Data extracted from a collection
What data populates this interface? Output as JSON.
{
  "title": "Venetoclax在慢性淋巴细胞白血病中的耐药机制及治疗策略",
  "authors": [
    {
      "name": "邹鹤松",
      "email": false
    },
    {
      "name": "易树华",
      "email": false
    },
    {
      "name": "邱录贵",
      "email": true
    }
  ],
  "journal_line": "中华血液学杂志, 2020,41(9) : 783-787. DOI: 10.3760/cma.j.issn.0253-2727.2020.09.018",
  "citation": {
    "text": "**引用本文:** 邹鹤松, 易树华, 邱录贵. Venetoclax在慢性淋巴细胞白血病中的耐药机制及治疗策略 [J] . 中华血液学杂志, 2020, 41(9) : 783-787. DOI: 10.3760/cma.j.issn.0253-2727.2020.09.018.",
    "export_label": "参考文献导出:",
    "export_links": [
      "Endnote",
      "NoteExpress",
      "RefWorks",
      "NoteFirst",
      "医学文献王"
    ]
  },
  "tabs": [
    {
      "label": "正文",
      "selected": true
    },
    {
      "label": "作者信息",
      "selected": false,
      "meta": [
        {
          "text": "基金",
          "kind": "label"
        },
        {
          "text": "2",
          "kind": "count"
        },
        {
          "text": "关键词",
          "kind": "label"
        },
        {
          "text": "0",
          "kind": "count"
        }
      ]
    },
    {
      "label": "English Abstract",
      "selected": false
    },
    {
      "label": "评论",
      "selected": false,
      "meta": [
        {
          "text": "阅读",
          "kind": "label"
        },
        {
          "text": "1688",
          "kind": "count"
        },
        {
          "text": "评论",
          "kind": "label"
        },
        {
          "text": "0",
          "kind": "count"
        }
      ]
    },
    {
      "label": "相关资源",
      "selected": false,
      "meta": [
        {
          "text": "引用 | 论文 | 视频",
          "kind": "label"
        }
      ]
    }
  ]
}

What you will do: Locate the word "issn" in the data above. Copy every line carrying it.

Response to the task:
  "journal_line": "中华血液学杂志, 2020,41(9) : 783-787. DOI: 10.3760/cma.j.issn.0253-2727.2020.09.018",
    "text": "**引用本文:** 邹鹤松, 易树华, 邱录贵. Venetoclax在慢性淋巴细胞白血病中的耐药机制及治疗策略 [J] . 中华血液学杂志, 2020, 41(9) : 783-787. DOI: 10.3760/cma.j.issn.0253-2727.2020.09.018.",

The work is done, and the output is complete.